Apparently, furnishing a home was a subject Scott had been thinking about for some time. In his indirect, half-scoffing manner, he’d been studying homes in Hollywood. The two he admired most belonged to Johnny Darrow and Chuck Walters, the MGM film director. Both places had been decorated by a versatile young designer named Paul Fox.

It so happens that Fox is one of these generous characters who spends his spare time helping his friends furnish their homes. His regular job is chief set director at 20th Century-Fox, where he’s been responsible for much tasteful decor, especially in such films as Laura, Elopement, Let’s Make It Legal, and half a dozen others.

As soon as he signed his apartment lease, Scott Brady called on Paul Fox.

“Paul,” the actor began, “I’ve just . . .”

Fox held out his hand. “Don’t tell me. Let me guess.” They surveyed the apartment, and Paul agreed that the simple, open-floor plan would lend itself perfectly to modern furnishings.

“Anything you say is okay with me,” Scott said flatly. “I just want you to furnish the place completely. And remember that I’m broke.”

In the large main room, Paul used a lot of beige and brown. The carpet, draperies and upholstery are all beige and the wooden pieces are done in natural blond finish so as not to show the dust. Fox believes that a monochrome room is not only basically masculine but much more restful and easier to live in than one that’s jumping with color.

He’s not completely anti-color, however, which is why the upholstery on the dining room chairs is burnt orange, and a very vivid Braque painting hangs over the couch. Actually the Braque is a copy. It was painted by a studio man who specializes in copying famous art treasures.

Paul’s reason for placing it so conspicuously is because, “Scott instinctively likes good paintings without knowing a thing about art. The room needed one important picture and since the guy couldn’t afford an original at this point gave him the next best thing, a good reproduction.”

“I like the painting,” Scott says, “because it isn’t too pretty. It also arouses a lot of criticism, and I like to hear what my friends think about it.”

Scott also owns several small originals done by a promising local artist named John Morris. He puts on an act of not caring very much about them, and he says he hung them just to fill up wall-space, but the truth is that he chose them because basically they’re abstract, and that’s the sort of stuff that appeals to him.

Having decorated a number of bachelor homes, Paul Fox has some definite opinions about men versus women’s taste in home decorating. He thinks men are less afraid to try new ideas and will follow their own predilections in the face of custom and convention. Scott, for example, chose black wrought-iron furniture for the dining room. It’s tough and durable and very easy for a bachelor to maintain. And yet, relatively few single girls would approve of iron furniture indoors.

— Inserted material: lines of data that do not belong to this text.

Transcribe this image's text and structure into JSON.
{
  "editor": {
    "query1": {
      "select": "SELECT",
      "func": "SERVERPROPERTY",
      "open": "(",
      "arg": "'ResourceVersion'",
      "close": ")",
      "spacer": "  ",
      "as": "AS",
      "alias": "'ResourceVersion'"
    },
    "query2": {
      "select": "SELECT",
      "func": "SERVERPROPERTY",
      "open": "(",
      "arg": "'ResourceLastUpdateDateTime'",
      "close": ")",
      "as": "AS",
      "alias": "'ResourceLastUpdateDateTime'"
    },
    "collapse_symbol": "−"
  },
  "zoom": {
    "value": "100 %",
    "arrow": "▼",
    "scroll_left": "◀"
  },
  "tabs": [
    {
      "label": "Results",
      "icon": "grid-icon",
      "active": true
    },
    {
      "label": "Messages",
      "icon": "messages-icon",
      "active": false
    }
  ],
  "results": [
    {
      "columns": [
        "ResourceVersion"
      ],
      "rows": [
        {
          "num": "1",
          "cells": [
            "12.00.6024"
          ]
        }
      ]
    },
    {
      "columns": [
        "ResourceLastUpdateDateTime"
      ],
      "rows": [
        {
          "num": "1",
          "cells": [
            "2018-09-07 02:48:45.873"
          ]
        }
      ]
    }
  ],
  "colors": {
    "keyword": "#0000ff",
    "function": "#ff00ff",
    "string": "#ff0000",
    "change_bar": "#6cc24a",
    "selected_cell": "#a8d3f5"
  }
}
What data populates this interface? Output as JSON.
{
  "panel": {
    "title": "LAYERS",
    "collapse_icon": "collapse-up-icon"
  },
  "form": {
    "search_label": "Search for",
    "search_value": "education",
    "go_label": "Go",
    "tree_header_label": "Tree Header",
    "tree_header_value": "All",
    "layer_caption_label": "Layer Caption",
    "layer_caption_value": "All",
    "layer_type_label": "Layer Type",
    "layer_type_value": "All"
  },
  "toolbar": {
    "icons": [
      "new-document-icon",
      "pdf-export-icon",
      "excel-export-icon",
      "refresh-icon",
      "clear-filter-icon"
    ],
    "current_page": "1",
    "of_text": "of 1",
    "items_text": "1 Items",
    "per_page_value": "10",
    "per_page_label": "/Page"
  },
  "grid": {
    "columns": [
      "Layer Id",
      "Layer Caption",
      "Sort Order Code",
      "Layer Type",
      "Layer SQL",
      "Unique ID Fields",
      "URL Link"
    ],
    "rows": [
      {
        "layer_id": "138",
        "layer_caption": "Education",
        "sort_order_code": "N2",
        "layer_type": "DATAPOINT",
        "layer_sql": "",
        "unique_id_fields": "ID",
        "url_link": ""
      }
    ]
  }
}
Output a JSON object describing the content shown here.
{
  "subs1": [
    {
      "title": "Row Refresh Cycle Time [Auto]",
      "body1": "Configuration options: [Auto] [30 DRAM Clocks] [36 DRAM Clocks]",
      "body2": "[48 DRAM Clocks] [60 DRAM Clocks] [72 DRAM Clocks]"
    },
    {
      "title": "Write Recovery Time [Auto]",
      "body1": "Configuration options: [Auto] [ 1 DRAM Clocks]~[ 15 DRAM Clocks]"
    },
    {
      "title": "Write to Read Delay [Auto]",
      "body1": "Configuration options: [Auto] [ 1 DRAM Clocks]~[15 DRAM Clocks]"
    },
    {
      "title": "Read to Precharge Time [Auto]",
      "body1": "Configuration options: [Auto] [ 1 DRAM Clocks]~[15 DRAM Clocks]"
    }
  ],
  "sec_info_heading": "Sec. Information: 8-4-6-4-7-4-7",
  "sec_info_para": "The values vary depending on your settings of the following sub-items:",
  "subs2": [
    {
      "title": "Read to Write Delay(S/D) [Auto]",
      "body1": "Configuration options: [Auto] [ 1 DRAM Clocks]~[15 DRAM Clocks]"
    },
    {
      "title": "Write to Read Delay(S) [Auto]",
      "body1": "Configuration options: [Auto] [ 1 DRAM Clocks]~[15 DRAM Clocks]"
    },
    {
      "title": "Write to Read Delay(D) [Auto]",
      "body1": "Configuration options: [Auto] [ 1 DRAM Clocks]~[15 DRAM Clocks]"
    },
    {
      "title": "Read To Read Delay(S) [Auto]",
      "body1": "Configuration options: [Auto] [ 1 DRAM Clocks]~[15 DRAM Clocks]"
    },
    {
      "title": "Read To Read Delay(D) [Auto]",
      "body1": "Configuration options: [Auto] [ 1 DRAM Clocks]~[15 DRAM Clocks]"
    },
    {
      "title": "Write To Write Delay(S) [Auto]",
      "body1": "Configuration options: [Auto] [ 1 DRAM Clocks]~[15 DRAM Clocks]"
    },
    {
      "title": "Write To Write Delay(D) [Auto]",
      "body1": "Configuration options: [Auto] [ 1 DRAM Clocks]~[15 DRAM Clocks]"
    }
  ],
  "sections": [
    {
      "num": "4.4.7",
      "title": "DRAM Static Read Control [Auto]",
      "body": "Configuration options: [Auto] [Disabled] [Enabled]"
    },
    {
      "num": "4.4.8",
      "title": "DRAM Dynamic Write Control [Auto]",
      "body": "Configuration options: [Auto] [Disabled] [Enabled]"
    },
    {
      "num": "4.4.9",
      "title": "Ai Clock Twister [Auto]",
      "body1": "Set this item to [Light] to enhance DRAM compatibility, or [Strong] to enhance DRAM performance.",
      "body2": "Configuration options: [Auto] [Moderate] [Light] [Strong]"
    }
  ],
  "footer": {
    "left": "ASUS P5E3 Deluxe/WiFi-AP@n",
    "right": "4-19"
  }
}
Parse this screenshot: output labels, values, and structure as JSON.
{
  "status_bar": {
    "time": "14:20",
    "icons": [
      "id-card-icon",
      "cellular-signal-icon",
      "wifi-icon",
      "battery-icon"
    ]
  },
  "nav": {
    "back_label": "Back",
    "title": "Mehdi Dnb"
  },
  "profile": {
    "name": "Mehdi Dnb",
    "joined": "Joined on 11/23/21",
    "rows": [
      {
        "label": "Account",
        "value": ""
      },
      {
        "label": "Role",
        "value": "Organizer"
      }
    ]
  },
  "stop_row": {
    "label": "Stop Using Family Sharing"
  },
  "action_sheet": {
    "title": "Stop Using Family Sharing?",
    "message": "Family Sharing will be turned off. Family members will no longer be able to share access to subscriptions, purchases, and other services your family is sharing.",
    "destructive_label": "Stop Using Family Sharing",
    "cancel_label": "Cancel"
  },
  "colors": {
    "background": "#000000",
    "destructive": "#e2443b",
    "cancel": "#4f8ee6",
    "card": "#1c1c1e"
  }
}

Similarly, Scott’s lamp table is a piece of accoustical board set in a wooden frame. This sort of material is normally used to soundproof ceilings, but Scott didn’t care. He found it stylish and practical. He also okayed two easy chairs and a foam-rubber couch without arms. “They make sense to me,” he says.

Because of the deep yellow bedspread and draperies, he calls the bedroom “My Gold Room,” but this doesn’t prevent him from tossing his clothes around helter skelter. Brady is the kind of man who just lets his clothes drop off when he heads for bed. He does keep his dresser drawers neat, however. “One of the nicest things about living alone,” he points out, “is that there’s no one to yell at me.”

Just the other evening, Scott had his brothers and a couple of pals in for steaks before the Thursday-Nite poker session got underway. As the boys were sitting around, letting their dinner settle, Eddie observed that the apartment was just about perfect. “This is a pretty nice joint,” the kid brother volunteered. “All it needs now is a woman’s touch.”

Scott shook his head. “Listen, kid,” he said. “If there’s anything I’ve learned in this racket, it’s to leave well enough alone. Stop being a marriage broker, and go get the chips. You’ll find them in the oven.”



(You can see Scott Brady now in his latest 20th film, The Model And The Marriage Broker.—Ed.)



No Comments
Leave a Comment